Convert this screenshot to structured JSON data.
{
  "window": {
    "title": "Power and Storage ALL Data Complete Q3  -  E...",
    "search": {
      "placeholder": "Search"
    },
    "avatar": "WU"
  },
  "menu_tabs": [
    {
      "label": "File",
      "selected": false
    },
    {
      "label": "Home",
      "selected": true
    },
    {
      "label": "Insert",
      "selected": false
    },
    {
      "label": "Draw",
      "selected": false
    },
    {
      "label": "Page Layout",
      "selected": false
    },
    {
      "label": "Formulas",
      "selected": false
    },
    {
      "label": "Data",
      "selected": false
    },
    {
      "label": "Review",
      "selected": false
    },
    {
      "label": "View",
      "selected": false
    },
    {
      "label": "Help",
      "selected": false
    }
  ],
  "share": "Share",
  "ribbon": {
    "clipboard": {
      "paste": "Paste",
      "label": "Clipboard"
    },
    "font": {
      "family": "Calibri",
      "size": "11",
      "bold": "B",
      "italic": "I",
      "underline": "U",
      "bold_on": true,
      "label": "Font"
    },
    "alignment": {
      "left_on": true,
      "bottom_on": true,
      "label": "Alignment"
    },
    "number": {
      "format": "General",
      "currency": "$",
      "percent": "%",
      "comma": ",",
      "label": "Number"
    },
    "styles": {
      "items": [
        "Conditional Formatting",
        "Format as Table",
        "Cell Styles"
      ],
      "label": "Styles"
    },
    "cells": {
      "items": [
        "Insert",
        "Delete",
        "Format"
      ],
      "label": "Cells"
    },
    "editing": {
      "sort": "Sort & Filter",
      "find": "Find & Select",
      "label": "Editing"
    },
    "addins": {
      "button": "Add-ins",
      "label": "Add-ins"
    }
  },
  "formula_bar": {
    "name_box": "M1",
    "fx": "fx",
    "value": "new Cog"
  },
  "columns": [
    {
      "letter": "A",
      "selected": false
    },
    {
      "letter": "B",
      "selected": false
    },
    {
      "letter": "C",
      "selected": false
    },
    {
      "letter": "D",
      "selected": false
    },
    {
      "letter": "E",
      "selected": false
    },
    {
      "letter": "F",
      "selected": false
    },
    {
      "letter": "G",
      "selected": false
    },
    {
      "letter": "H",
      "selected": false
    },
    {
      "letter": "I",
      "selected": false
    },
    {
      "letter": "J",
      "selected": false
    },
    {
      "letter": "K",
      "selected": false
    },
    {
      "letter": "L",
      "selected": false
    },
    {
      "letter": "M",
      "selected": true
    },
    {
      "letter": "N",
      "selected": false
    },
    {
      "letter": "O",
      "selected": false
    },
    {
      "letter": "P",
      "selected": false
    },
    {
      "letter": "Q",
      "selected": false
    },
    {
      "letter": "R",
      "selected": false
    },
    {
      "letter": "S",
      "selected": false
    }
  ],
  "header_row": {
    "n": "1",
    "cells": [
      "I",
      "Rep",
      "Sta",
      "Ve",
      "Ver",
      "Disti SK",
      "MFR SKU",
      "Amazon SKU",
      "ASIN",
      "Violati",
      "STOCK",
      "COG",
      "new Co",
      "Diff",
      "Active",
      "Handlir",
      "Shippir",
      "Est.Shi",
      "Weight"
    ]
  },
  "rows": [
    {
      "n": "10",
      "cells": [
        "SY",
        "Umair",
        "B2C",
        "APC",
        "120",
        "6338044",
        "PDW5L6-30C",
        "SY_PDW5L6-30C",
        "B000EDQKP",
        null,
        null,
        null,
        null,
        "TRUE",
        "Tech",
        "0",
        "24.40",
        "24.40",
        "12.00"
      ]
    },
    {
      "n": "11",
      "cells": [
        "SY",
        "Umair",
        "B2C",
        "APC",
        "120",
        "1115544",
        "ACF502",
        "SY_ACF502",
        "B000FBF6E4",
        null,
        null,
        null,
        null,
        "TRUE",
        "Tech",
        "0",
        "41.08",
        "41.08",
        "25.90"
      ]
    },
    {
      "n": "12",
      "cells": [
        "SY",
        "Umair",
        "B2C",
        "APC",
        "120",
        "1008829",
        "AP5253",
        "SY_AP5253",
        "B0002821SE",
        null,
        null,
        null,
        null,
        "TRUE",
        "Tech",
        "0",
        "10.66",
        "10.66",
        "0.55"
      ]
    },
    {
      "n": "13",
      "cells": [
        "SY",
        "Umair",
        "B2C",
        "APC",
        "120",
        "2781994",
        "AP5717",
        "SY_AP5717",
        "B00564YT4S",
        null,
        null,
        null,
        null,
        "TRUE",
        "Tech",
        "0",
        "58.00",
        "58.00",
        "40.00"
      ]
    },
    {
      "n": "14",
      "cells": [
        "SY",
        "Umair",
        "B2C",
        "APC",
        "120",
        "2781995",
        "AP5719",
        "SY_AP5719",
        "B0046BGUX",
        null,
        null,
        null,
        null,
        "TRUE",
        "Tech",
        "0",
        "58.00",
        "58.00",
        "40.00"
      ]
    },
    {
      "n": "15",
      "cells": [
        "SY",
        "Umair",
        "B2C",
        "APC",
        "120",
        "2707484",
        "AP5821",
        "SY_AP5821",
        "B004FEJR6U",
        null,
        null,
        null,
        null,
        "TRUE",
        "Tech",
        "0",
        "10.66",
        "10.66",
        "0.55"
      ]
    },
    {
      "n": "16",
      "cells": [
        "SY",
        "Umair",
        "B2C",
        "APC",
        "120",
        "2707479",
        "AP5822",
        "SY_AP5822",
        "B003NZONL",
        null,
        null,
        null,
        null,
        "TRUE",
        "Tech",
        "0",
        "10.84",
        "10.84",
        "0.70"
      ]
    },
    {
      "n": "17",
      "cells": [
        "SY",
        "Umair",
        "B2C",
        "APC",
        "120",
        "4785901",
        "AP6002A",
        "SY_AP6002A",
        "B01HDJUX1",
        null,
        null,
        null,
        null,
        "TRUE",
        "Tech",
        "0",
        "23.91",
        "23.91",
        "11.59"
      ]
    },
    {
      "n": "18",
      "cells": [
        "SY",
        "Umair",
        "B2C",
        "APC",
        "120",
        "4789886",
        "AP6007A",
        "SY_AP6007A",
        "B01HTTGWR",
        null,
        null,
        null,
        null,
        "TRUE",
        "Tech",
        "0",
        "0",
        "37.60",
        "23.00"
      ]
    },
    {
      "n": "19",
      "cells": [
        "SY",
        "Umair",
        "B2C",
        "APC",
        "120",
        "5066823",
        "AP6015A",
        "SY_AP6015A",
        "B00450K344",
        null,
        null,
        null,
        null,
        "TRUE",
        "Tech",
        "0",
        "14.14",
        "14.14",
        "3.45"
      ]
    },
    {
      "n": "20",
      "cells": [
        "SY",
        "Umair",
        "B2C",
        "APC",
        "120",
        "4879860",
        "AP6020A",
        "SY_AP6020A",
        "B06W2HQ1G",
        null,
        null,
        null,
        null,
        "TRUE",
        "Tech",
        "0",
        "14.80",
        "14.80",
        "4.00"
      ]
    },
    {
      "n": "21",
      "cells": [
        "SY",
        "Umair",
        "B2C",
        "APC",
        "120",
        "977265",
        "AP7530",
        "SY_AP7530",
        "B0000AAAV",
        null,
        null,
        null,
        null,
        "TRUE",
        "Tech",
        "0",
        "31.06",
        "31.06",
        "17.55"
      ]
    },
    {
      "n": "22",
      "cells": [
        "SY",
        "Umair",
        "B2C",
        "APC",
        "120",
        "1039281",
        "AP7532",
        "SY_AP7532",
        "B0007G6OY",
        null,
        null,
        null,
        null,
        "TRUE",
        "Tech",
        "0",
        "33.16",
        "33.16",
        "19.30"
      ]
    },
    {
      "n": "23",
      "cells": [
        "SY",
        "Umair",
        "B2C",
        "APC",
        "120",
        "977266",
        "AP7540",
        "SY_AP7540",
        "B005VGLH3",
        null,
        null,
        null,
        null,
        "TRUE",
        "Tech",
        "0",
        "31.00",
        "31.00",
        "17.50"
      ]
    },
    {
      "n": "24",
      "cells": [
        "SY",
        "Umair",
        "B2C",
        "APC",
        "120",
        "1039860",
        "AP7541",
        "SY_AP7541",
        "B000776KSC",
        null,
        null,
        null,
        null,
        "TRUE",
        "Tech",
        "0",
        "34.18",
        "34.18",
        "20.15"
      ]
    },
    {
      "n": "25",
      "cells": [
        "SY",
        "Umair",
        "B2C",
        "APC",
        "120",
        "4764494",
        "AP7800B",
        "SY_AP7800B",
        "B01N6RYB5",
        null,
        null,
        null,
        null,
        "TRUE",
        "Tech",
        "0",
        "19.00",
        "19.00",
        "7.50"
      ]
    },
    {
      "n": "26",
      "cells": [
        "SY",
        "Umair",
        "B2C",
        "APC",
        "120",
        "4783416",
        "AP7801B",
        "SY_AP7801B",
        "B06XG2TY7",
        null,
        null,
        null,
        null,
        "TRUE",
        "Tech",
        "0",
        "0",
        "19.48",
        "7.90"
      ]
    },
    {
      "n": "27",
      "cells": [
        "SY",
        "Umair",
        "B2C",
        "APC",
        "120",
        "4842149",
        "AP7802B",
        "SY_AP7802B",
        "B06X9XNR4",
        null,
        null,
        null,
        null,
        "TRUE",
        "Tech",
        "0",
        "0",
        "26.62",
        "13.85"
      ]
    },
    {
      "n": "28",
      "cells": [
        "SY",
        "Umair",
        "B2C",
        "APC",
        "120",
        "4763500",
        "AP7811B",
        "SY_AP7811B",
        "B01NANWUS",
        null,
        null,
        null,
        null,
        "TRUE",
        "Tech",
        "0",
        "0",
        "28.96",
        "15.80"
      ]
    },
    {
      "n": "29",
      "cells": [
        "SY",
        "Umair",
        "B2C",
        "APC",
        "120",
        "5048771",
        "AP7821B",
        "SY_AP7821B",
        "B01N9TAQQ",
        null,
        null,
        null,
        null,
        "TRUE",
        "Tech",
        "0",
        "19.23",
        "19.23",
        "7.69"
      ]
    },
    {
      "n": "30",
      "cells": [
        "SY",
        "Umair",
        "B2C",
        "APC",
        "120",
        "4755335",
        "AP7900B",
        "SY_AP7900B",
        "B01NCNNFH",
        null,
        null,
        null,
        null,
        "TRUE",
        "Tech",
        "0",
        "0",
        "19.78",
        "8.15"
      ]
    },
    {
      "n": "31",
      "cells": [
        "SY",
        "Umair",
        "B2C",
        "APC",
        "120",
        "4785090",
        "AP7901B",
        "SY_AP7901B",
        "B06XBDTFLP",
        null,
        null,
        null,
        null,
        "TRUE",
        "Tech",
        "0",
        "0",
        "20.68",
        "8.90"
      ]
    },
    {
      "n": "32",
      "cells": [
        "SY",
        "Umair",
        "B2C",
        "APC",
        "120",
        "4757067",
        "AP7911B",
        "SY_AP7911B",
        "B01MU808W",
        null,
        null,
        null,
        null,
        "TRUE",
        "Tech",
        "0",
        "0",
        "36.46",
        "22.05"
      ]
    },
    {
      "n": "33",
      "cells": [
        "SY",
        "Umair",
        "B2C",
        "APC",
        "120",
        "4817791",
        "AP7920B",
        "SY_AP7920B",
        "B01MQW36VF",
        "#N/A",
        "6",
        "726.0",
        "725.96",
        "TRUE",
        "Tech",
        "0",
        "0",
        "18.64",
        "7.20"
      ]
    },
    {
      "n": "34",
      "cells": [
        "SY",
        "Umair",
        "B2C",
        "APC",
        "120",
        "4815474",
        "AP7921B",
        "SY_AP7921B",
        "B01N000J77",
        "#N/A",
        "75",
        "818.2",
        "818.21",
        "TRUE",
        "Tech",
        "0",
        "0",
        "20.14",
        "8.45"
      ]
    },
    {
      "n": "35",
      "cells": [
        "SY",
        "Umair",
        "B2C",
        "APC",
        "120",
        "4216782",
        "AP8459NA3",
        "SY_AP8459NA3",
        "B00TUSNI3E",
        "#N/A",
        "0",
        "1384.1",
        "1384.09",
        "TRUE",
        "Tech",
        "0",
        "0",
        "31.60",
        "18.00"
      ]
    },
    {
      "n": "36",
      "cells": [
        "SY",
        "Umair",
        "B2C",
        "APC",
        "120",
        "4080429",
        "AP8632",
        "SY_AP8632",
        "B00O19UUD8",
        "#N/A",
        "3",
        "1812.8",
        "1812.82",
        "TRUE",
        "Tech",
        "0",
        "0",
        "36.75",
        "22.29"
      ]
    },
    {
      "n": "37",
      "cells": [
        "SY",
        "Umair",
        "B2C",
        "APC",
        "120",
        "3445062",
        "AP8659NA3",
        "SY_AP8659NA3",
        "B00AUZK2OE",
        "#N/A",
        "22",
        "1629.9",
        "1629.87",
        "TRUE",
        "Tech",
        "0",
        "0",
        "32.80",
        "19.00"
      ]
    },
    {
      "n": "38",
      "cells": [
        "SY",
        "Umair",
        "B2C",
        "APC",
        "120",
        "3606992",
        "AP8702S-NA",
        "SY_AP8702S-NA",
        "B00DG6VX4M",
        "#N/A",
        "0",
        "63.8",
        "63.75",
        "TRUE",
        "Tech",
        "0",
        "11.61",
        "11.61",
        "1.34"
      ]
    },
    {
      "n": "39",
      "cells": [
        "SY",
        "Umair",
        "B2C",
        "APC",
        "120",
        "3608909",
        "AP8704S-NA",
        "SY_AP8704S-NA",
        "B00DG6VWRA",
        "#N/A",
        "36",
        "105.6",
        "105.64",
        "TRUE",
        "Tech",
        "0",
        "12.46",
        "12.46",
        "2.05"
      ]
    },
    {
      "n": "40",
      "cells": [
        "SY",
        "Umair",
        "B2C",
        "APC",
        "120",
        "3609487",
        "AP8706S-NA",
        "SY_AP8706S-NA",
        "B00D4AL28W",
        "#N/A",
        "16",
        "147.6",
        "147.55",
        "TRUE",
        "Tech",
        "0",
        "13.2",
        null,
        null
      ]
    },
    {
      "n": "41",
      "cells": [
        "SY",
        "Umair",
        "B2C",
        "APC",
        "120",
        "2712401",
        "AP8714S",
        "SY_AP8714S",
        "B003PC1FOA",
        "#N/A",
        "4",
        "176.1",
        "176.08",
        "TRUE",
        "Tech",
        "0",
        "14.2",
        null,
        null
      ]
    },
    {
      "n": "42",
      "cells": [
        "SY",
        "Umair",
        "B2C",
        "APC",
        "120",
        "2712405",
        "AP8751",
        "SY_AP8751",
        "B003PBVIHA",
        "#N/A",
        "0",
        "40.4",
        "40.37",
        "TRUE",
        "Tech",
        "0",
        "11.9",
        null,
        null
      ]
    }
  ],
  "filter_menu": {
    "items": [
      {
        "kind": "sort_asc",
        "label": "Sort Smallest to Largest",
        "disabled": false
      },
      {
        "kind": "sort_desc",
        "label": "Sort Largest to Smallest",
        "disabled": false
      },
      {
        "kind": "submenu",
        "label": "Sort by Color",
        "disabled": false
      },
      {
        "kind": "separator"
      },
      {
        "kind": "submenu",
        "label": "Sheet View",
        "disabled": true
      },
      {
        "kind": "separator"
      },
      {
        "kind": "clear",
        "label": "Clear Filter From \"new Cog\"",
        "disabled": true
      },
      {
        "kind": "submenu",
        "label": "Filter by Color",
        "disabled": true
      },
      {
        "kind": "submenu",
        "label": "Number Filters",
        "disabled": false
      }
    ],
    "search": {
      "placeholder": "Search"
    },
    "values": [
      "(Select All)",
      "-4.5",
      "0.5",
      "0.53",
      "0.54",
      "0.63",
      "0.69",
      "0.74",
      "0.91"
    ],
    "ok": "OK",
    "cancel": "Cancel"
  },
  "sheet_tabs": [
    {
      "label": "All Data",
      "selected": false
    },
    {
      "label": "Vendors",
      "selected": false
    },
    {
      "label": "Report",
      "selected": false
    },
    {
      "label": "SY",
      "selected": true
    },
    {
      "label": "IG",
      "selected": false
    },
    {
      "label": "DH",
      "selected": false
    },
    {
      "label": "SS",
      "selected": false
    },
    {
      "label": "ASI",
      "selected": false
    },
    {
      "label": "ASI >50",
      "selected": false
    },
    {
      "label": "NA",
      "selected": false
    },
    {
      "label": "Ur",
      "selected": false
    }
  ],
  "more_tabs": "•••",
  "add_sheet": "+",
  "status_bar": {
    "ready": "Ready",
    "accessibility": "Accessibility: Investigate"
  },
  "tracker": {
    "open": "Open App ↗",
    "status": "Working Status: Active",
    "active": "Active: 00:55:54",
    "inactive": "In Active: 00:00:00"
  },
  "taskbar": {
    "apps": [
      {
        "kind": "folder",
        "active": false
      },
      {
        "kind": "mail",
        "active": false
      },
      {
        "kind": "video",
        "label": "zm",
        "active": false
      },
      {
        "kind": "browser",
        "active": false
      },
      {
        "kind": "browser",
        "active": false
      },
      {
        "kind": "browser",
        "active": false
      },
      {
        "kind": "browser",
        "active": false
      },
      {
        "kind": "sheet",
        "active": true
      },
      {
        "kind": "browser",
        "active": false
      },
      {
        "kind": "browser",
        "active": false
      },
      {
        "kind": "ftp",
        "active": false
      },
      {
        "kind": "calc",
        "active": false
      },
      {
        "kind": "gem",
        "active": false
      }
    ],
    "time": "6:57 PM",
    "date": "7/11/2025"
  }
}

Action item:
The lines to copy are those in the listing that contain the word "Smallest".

Solution:
        "label": "Sort Smallest to Largest",
        "label": "Sort Largest to Smallest",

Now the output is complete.